While it doesn’t typically give you the calorie burn and cardio workout of, say, a long run or intense cycling class, study after study does show that yoga can be an effective weight loss tool. Consider the following stats: 

  • In one study of 15,000 adults in their 50s, those who were overweight and did yoga at least once a week for 4 years lost an average of 5 pounds. Their counterparts who didn’t do yoga gained 13.5 pounds.
  • Other research, published in the journal Qualitative Health Research, found that women who practiced yoga at home were able to reduce binge eating and increase “present-moment awareness” in just 12 weeks.
  • A National Institutes of Health study has found that women who practice restorative yoga, which involves holding yoga poses for a long time, burned two percent more body fat than those who just stretched for the same period of time.

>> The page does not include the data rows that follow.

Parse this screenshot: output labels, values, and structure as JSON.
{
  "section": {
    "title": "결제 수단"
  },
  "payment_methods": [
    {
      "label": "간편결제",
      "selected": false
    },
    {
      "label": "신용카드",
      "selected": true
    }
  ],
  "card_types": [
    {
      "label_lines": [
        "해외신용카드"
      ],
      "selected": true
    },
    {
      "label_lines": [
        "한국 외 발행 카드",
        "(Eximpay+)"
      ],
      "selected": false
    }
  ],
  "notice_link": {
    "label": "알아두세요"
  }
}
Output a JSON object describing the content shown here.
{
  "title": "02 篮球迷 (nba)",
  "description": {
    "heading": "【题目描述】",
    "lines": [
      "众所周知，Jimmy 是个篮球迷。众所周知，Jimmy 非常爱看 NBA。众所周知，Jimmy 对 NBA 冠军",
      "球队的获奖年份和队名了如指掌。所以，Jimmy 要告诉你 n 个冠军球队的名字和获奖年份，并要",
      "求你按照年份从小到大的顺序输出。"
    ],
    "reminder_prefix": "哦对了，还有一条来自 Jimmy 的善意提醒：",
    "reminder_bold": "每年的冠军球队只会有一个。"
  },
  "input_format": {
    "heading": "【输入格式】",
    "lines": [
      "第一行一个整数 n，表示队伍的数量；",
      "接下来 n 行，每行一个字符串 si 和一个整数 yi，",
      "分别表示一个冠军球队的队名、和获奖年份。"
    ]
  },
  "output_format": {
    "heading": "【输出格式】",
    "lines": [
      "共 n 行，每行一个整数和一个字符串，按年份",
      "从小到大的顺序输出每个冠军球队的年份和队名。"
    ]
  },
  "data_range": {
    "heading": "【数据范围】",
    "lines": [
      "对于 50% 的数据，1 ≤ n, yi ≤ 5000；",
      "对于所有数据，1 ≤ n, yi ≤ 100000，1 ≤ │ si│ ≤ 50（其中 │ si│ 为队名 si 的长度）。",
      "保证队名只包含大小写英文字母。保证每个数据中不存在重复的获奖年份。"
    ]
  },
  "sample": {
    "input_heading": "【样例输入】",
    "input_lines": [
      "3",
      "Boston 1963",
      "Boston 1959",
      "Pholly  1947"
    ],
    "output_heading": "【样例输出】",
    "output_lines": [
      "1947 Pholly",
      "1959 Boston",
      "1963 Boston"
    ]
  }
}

Seeing how it encourages movement, emphasizes mind/body awareness, and helps reduce stress, it’s not hard to see how yoga can inspire weight loss. Today is International Yoga Day, the perfect time to give this ancient Indian science a try. Things to consider first:

  1. Look for an instructor who has completed at least 200 hours of training in his/her particular style of yoga. If you have a health condition like back problems or arthritis, also ask the teacher if she/he has worked with students like you.
  2. Choose a yoga style that’s right for you. If you’re looking for lots of stretching, consider restorative yoga. If you want something more invigorating, try Bikram yoga, which involves continuous movement performed in a room heated to 100+ degrees.
  3. Get over any self-consciousness. Maybe you think you’re unbalanced and uncoordinated (all the more reason to try yoga!), but even if you are, don’t worry about how you’ll look. Yoga takes concentration. The other students in the class will, undoubtedly, be focused on their own form, breathing, and inner feelings, not on you.


This information is for educational purposes only. It is not intended to be an exhaustive examination of the subject matter nor a substitute for medical advice. Always consult your primary care physician or healthcare provider before beginning any diet or exercise program.